0

Silks, satins and brocades, elegant plumes and gemstones—details like these give Lievens ample scope to show off his flashy handling of his medium. Not for him the fastidious, enamel-smooth surfaces of the Leiden Fijnschilders—“fine painters,” in whose meticulously rendered oils every brush stroke disappeared. Lievens reveled in the thickness of the paint and the way it could be shaped and scratched and swirled with a brush, even with the sharp end of a handle. This tactile quality is one of Rembrandt’s hallmarks as well; there are now those who think he picked it up from Lievens.

First, what does "not for" mean? Is it a set phrase or indiom? (which I cannot find on dictionary) And I find this whole "sentence" without a main verb, "Not for him the fastidious, enamel-smooth surfaces of the Leiden Fijnschilders—“fine painters,” in whose meticulously rendered oils every brush stroke disappeared."

1

I think it's just a somewhat poetical way of saying "He did not use..."; I've only seen it in ficitonal writing, and perhaps older fictional writing at that. I think some people regard it as sounding literary, or lyrical, or something.

Your Answer

By clicking “Post Your Answer”, you agree to our terms of service, privacy policy and cookie policy

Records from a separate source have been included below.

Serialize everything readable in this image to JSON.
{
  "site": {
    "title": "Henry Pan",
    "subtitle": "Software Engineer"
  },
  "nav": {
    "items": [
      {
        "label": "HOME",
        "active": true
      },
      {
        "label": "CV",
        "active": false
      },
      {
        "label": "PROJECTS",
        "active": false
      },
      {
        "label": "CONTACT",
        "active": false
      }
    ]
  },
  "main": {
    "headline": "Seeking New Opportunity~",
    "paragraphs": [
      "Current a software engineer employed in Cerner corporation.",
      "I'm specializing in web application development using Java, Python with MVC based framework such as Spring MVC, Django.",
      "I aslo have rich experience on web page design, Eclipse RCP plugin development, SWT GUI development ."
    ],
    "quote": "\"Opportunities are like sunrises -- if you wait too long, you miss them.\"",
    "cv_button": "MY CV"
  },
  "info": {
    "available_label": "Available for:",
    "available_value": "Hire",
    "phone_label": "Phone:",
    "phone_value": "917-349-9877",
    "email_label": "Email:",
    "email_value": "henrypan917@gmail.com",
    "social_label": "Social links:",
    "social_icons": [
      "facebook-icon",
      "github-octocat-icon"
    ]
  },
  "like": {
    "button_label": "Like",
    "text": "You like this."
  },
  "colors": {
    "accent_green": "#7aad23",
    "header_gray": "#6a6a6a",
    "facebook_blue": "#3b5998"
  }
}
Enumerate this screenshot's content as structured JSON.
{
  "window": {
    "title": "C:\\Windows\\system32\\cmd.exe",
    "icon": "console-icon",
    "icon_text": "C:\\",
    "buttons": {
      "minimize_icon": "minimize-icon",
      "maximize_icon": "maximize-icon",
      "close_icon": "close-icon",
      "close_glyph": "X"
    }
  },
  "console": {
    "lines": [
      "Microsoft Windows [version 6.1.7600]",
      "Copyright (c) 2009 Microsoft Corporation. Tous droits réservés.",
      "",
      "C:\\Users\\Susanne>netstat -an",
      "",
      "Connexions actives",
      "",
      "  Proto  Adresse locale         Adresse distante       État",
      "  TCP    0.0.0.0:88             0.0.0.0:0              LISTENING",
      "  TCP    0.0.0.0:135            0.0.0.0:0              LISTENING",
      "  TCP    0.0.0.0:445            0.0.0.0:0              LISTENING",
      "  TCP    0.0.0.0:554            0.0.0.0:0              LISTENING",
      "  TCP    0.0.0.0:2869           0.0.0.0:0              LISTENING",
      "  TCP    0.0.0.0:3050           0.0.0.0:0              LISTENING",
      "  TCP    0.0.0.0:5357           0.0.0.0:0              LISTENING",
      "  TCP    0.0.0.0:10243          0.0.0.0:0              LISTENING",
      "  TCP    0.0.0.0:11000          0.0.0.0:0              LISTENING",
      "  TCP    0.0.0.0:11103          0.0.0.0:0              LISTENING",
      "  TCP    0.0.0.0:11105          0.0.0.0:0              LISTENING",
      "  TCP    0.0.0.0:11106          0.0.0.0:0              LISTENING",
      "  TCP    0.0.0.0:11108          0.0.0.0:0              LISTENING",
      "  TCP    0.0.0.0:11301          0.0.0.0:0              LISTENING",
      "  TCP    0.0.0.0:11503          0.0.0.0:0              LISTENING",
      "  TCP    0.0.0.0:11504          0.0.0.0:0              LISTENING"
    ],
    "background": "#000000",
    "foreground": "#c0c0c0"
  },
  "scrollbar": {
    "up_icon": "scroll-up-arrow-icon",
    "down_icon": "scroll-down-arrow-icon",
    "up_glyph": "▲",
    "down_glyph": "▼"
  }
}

Not the answer you're looking for? Browse other questions tagged or ask your own question.